Tshering Namgyal | Mongar

Usually around this time, members of Geza Duejung tshogpa, one of the farmers’ groups in Saling gewog are busy in early maize cultivation. But they are into a different business venture this time. 

A 19-member group from Jangdung village has planted chillies on three-acre paddy fields. 

The group started raising nursery in October and transplanted on December 16.

One of the members, Dawa Yezer said that the winter chilli was being cultivated on trial to cater to the chilli demand. 

The group is planning to cultivate 25 acres of paddy fields that belong to Mongar dratshang if the trial becomes a success. 

The group has also carried out protected cultivation of tomatoes in a greenhouse.

Tsenzabi-Masangdaza chiwog tshogpa, Sonam Dema, who is also a member of the group, said the group would encourage farmers from neighbouring villages to grow chilli. 

To address the chilli shortage and cater to the rising demand for chilli, Mongar dzongkhag has identified three such sites in the gewogs through the economic contingency plan. 

Dzongkhag agriculture officer, Kunzang Tshering said winter chillies are also cultivated in two acres in Yangbari in Gongdue gewog, one and a half acres in Yayung, Dramitse and around 10 acres in Tsakaling gewog.

He said that winter chilli cultivation was delayed this time because the three identified areas in the low alleviation were paddy fields.
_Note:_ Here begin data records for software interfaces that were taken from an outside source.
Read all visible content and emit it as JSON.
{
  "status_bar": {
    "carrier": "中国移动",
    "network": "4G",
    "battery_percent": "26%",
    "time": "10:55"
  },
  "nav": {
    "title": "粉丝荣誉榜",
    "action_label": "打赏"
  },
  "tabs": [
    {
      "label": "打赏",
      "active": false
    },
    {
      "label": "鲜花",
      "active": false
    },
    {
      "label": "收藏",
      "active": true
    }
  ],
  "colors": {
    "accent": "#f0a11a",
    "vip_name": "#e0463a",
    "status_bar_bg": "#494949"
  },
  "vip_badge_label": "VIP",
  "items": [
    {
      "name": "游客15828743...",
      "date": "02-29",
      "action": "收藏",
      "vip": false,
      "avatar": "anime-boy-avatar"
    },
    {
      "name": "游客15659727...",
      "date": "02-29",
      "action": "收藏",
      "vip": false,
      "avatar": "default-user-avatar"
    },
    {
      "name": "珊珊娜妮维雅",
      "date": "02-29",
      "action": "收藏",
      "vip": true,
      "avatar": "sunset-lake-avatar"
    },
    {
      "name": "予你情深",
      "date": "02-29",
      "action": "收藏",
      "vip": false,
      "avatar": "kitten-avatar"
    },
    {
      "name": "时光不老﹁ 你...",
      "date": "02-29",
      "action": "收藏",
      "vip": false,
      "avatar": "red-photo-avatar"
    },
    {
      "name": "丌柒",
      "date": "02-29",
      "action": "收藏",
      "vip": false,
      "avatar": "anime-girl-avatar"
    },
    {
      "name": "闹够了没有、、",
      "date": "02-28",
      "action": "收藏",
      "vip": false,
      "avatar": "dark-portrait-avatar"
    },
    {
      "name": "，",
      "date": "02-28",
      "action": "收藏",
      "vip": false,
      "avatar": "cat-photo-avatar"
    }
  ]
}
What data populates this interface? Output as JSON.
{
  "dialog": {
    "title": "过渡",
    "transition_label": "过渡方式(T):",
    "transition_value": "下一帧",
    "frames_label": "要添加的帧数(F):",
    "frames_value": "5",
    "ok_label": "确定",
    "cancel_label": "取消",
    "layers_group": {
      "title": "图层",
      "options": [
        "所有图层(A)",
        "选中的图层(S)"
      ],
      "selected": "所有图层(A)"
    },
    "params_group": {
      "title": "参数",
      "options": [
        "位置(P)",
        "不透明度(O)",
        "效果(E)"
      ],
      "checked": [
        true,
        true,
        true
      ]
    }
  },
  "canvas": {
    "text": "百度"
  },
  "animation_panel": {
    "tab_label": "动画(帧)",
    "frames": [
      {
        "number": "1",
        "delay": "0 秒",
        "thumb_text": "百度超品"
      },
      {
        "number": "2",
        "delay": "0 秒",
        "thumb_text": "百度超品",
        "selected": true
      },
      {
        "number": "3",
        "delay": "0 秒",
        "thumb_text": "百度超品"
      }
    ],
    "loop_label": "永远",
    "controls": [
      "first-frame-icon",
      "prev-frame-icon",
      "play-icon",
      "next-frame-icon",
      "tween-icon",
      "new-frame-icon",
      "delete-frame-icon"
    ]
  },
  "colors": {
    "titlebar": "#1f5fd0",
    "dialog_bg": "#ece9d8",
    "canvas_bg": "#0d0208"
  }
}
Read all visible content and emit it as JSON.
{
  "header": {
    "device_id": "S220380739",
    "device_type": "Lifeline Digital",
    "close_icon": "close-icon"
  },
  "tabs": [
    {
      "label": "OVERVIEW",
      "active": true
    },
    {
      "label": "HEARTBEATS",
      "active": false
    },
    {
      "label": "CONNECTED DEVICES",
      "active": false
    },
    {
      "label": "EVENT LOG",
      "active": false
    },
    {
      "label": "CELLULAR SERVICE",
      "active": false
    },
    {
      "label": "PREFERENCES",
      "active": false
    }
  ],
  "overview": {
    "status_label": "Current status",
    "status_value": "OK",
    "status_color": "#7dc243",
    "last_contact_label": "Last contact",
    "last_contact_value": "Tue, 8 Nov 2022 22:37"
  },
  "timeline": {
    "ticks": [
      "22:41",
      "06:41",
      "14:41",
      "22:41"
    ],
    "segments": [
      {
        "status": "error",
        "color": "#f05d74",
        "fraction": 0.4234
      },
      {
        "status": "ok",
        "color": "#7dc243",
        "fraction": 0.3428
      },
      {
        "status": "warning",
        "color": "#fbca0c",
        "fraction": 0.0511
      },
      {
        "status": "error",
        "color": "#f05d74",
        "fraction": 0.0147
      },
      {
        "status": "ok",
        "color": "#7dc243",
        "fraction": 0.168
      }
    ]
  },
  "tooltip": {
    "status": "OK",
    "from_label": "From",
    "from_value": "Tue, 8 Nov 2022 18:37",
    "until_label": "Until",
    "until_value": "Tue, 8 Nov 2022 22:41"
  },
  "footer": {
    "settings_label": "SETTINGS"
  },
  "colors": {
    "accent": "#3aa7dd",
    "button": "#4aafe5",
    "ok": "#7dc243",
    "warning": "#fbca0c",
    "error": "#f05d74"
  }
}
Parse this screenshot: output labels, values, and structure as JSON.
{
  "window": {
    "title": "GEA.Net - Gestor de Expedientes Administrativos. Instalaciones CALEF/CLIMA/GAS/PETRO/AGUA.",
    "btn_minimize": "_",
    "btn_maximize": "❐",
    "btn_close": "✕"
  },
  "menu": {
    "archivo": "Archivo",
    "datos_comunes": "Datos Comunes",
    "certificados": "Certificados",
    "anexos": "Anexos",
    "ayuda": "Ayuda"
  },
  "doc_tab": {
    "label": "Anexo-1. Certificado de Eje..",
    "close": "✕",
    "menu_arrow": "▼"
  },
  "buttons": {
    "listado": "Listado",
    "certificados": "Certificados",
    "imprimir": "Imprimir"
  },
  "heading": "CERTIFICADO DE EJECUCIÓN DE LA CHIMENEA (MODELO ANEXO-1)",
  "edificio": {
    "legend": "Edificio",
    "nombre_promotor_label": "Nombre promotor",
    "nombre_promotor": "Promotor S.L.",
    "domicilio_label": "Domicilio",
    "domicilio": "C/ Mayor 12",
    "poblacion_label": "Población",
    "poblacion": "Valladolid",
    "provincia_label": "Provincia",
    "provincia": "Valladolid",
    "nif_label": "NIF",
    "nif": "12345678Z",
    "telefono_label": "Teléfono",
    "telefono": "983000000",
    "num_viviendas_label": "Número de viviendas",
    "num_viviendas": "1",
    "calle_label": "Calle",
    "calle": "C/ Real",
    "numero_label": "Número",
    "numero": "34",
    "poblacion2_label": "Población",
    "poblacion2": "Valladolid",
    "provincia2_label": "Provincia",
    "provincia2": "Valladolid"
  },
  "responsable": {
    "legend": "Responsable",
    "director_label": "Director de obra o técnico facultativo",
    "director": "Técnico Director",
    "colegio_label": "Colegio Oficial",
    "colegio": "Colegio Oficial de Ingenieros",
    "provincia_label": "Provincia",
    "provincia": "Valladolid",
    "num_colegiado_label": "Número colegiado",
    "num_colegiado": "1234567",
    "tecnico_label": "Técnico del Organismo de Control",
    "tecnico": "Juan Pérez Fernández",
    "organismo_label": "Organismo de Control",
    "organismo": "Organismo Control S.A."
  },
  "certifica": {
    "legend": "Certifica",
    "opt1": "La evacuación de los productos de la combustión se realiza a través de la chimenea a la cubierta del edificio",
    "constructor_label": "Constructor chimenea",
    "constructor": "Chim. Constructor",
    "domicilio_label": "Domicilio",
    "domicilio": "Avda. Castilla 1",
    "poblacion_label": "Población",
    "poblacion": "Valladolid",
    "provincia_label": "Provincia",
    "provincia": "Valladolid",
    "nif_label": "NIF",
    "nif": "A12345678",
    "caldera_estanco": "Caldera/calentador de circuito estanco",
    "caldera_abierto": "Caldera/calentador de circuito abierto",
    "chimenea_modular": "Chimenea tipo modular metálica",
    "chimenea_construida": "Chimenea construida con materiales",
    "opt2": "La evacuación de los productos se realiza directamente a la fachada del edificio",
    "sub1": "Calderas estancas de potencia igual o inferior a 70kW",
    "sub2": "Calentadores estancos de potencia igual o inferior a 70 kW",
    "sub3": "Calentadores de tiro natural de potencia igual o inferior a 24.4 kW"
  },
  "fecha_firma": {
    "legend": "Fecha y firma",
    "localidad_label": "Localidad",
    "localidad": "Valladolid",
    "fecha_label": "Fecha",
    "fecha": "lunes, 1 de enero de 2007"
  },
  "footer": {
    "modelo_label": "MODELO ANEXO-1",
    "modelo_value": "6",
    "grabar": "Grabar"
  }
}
Paddy harvest ended only in the first week of December.

He said that dzongkhag would initiate early plantation from the next season. “We’re looking for dry land in the low alleviation for next winter chilli plantation so that the farmers could transplant latest by the third week of September and harvest in January,” he said. 

He said Mongar produces chillies almost round the year but the only shortage is between January to March. The dzongkhag aims to fill that gap. 

The dzongkhag and Agriculture Research Development Center, Wengkhar provide technical and material support to the farmers’ groups.